◆ **WORK INSTRUCTION**
Please restate each entry that appears below word for word, without its pictures.

◆ **PROVIDED ENTRIES**
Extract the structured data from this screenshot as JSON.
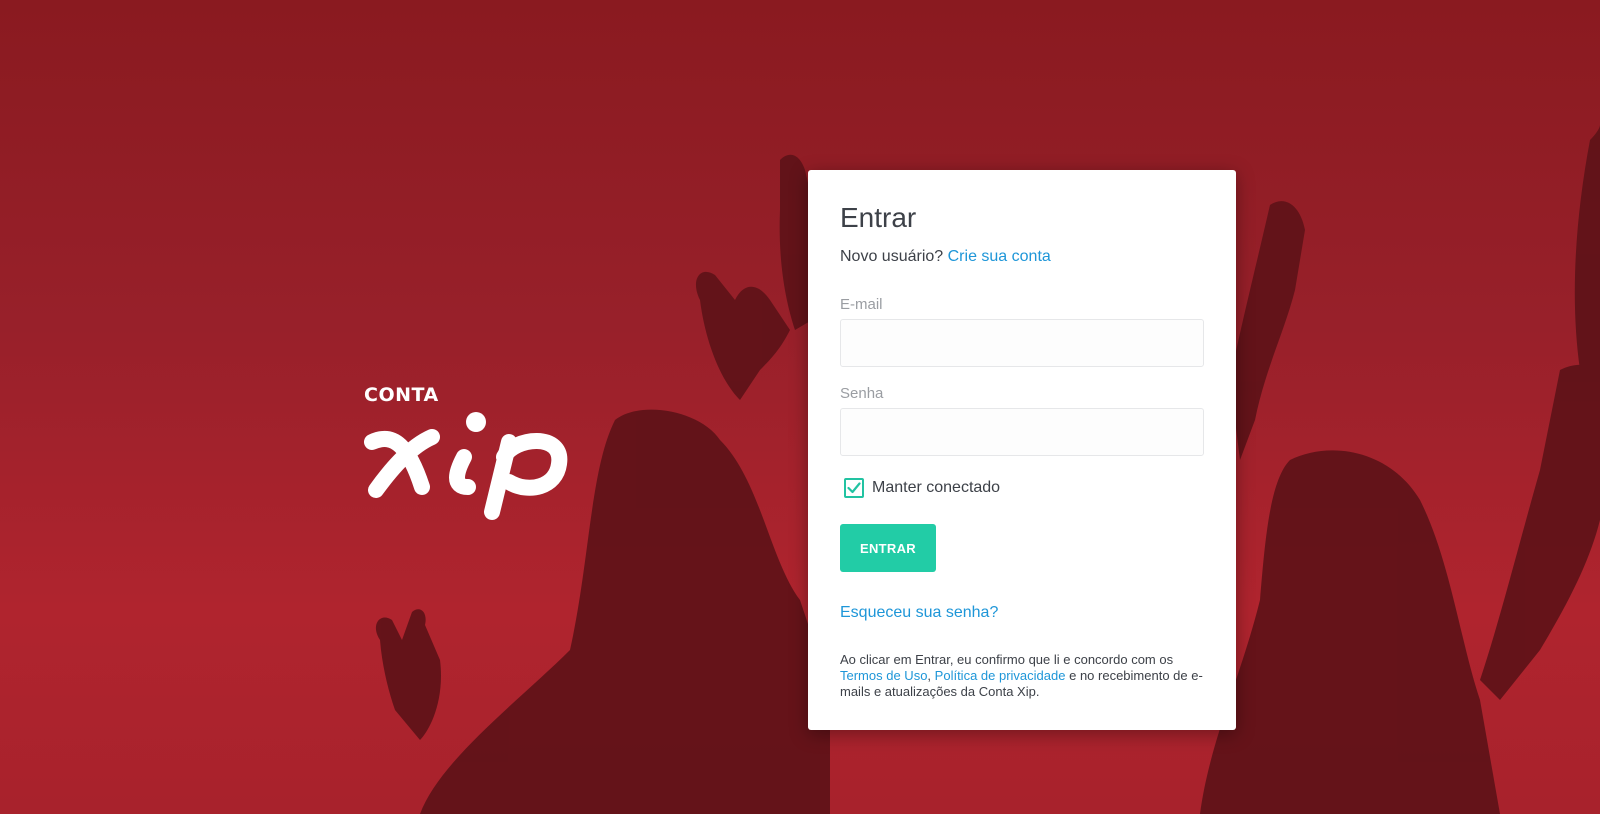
{
  "brand": {
    "small_label": "CONTA",
    "logo_text": "xip"
  },
  "login": {
    "title": "Entrar",
    "new_user_prompt": "Novo usuário?",
    "create_account_link": "Crie sua conta",
    "email_label": "E-mail",
    "email_value": "",
    "email_placeholder": "",
    "password_label": "Senha",
    "password_value": "",
    "password_placeholder": "",
    "remember_label": "Manter conectado",
    "remember_checked": true,
    "submit_label": "ENTRAR",
    "forgot_link": "Esqueceu sua senha?",
    "legal": {
      "prefix": "Ao clicar em Entrar, eu confirmo que li e concordo com os",
      "terms_link": "Termos de Uso",
      "separator": ",",
      "privacy_link": "Política de privacidade",
      "suffix": "e no recebimento de e-mails e atualizações da Conta Xip."
    }
  },
  "colors": {
    "background": "#98202a",
    "accent": "#22cca6",
    "link": "#1e96d8",
    "text": "#3d4148",
    "muted": "#9a9da2"
  },
  "icons": {
    "checkbox": "check-icon"
  }
}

◆ **REPLY**
Extract the structured data from this screenshot as JSON.
{
  "brand": {
    "small_label": "CONTA",
    "logo_text": "xip"
  },
  "login": {
    "title": "Entrar",
    "new_user_prompt": "Novo usuário?",
    "create_account_link": "Crie sua conta",
    "email_label": "E-mail",
    "email_value": "",
    "email_placeholder": "",
    "password_label": "Senha",
    "password_value": "",
    "password_placeholder": "",
    "remember_label": "Manter conectado",
    "remember_checked": true,
    "submit_label": "ENTRAR",
    "forgot_link": "Esqueceu sua senha?",
    "legal": {
      "prefix": "Ao clicar em Entrar, eu confirmo que li e concordo com os",
      "terms_link": "Termos de Uso",
      "separator": ",",
      "privacy_link": "Política de privacidade",
      "suffix": "e no recebimento de e-mails e atualizações da Conta Xip."
    }
  },
  "colors": {
    "background": "#98202a",
    "accent": "#22cca6",
    "link": "#1e96d8",
    "text": "#3d4148",
    "muted": "#9a9da2"
  },
  "icons": {
    "checkbox": "check-icon"
  }
}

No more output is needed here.